One of the elements of comparison commonly found in the sales comparison approach section of a commercial appraisal is for building size. Rest assured, for commercial buildings, size matters. Buildings that are smaller tend to sell for a higher per-square-foot price. This pattern is observed across almost all property types. But the concept is often difficult for many people to understand, even for some appraisers. So I’m here to explain.
To demonstrate, the principle, I graphed the price per-square-foot of 243 industrial building sales across the State of Kentucky. After eliminating outliers, here’s the graph.
Impact of Size on Industrial Buildings
Notice that the curve for industrial buildings along the left side of the graph is steep and generally ranges between $40 – $60 dollars per-square-foot. As the size of the building approaches 30,000 – 50,000 square feet, building price trends drop below $30 dollars per-square-foot and flatten out near $20 dollars per square foot.
This trend is remarkably consistent across many property types including industrial buildings, retail buildings, vacant land, etc. Here’s the twist that can be confusing for some. When a comparison is made with an existing building, comparable sales that are larger than the subject property are classified as ‘inferior’ relative to the subject property (warranting an upward adjustment) while those that are smaller are classified as ‘superior’ to the subject property (warranting a downward adjustment).

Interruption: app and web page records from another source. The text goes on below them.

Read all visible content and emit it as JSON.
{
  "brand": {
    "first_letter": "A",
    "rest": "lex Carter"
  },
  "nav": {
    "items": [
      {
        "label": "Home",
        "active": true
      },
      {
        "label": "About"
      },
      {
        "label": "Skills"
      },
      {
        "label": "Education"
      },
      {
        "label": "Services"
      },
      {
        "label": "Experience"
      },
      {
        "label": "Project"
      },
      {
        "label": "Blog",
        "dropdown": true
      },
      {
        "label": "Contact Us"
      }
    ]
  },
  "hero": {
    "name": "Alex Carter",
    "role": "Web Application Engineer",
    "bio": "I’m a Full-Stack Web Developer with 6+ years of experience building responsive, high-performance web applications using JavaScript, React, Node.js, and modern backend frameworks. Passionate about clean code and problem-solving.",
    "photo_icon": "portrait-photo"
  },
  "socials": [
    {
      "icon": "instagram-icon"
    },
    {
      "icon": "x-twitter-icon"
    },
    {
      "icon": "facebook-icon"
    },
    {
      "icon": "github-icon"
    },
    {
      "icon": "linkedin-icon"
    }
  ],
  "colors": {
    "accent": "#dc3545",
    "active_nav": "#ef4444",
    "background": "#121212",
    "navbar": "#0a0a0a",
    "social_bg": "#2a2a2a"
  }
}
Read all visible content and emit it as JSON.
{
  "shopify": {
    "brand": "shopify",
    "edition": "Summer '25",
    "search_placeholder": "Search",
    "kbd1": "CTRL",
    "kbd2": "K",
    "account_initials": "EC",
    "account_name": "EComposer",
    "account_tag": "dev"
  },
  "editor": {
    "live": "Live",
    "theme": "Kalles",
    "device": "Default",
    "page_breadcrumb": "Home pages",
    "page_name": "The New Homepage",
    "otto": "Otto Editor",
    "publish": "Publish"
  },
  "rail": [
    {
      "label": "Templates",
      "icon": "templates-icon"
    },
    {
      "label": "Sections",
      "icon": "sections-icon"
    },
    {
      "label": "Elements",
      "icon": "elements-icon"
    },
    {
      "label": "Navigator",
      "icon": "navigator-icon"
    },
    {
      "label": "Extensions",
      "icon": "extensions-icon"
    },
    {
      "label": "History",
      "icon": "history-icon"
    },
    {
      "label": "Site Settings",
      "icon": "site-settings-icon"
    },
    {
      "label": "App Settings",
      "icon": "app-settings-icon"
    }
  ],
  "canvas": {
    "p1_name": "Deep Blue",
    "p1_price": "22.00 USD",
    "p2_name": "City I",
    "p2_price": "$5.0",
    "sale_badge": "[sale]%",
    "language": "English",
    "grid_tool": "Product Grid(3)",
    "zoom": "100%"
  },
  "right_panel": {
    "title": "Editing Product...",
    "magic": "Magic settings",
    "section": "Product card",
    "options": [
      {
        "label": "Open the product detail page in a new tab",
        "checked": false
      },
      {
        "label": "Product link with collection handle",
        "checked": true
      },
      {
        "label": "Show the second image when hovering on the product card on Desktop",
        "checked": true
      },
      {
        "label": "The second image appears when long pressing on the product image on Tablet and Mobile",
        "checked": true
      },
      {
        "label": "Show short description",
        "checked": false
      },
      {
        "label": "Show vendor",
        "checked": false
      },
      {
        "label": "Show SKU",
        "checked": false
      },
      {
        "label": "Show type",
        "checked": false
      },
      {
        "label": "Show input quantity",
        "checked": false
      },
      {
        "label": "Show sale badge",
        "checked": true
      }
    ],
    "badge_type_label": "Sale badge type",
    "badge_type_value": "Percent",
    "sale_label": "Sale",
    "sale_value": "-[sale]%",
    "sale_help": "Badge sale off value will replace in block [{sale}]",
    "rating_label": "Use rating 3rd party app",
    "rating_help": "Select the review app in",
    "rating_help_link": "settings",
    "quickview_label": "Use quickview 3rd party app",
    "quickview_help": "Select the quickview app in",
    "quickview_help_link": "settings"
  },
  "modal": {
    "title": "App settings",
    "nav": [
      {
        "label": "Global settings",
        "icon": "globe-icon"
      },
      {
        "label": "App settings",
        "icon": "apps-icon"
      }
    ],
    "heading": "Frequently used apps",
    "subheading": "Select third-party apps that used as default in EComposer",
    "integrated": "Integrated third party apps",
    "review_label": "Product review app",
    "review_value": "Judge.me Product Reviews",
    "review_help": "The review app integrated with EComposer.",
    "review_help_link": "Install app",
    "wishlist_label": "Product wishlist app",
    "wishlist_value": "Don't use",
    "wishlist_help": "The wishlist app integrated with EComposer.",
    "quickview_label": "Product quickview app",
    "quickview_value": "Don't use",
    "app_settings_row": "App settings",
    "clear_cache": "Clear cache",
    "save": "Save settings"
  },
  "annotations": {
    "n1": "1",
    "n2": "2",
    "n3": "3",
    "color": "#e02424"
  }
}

While possible, it would be a mistake to base an adjustment to comparable sales based solely on the quantifiable difference in the per-square-foot price. But using this method can provide a great deal of insight into the impact of size on the price for various property categories. But the pattern is consistent. As it turns out, size really does matter.
John Dwyer says